(Input records Opens)

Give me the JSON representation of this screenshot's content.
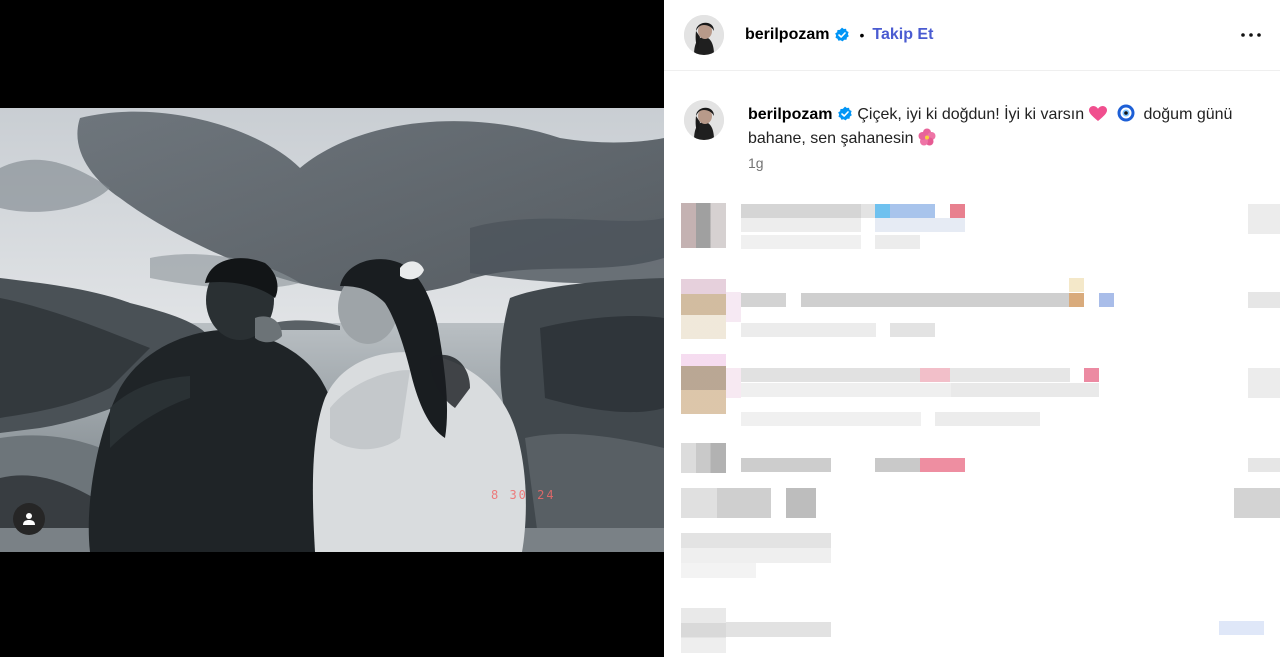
{
  "post": {
    "username": "berilpozam",
    "follow_label": "Takip Et",
    "separator": "•",
    "verified": true,
    "date_stamp": "8 30 24"
  },
  "caption": {
    "username": "berilpozam",
    "text_part1": "Çiçek, iyi ki doğdun! İyi ki varsın",
    "text_part2": "doğum günü bahane, sen şahanesin",
    "time": "1g"
  },
  "icons": {
    "verified": "verified-badge-icon",
    "more": "more-options-icon",
    "tag": "user-tag-icon",
    "heart_emoji": "pink-heart-emoji",
    "evil_eye_emoji": "evil-eye-emoji",
    "flower_emoji": "hibiscus-emoji"
  },
  "colors": {
    "follow": "#4a5bd1",
    "verified": "#0095f6",
    "time": "#737373",
    "divider": "#efefef"
  }
}
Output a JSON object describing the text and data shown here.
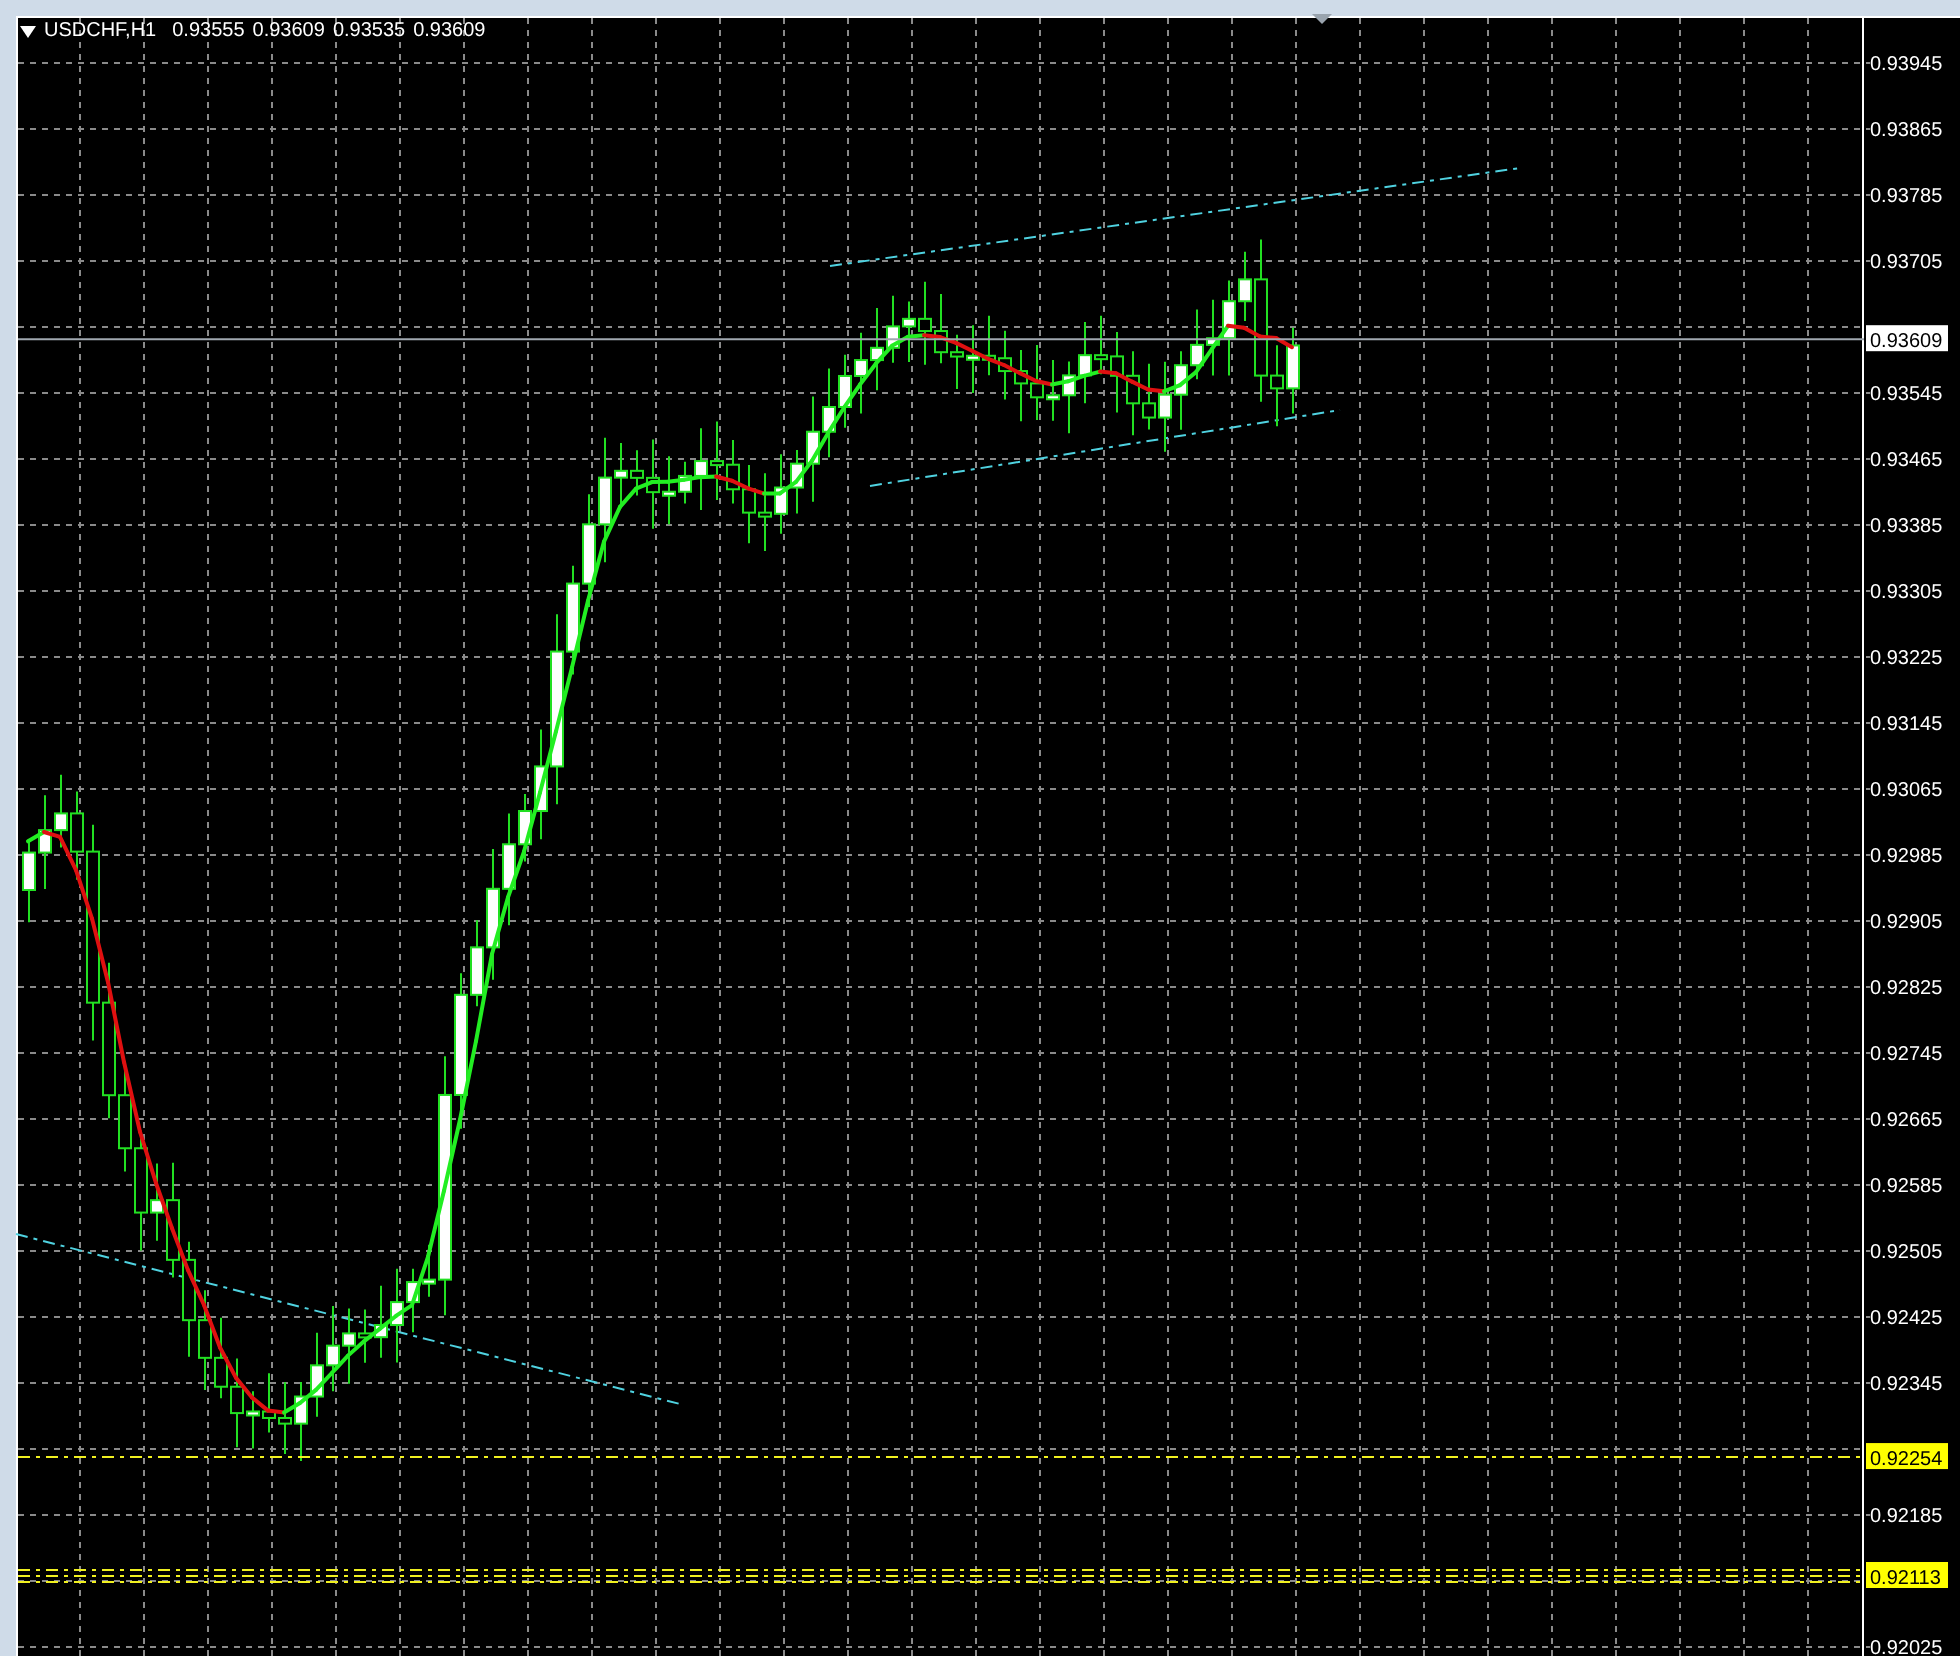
{
  "chart": {
    "symbol": "USDCHF,H1",
    "ohlc": [
      "0.93555",
      "0.93609",
      "0.93535",
      "0.93609"
    ]
  },
  "price_axis": {
    "labels": [
      "0.93945",
      "0.93865",
      "0.93785",
      "0.93705",
      "0.93545",
      "0.93465",
      "0.93385",
      "0.93305",
      "0.93225",
      "0.93145",
      "0.93065",
      "0.92985",
      "0.92905",
      "0.92825",
      "0.92745",
      "0.92665",
      "0.92585",
      "0.92505",
      "0.92425",
      "0.92345",
      "0.92185",
      "0.92025"
    ]
  },
  "price_markers": [
    {
      "label": "0.93609",
      "kind": "bid"
    },
    {
      "label": "0.92254",
      "kind": "level"
    },
    {
      "label": "0.92113",
      "kind": "level"
    }
  ]
}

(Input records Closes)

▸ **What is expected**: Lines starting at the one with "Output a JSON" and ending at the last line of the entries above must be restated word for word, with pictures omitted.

▸ **The completed task**:
Output a JSON object describing the text and data shown here.
{
  "chart": {
    "symbol": "USDCHF,H1",
    "ohlc": [
      "0.93555",
      "0.93609",
      "0.93535",
      "0.93609"
    ]
  },
  "price_axis": {
    "labels": [
      "0.93945",
      "0.93865",
      "0.93785",
      "0.93705",
      "0.93545",
      "0.93465",
      "0.93385",
      "0.93305",
      "0.93225",
      "0.93145",
      "0.93065",
      "0.92985",
      "0.92905",
      "0.92825",
      "0.92745",
      "0.92665",
      "0.92585",
      "0.92505",
      "0.92425",
      "0.92345",
      "0.92185",
      "0.92025"
    ]
  },
  "price_markers": [
    {
      "label": "0.93609",
      "kind": "bid"
    },
    {
      "label": "0.92254",
      "kind": "level"
    },
    {
      "label": "0.92113",
      "kind": "level"
    }
  ]
}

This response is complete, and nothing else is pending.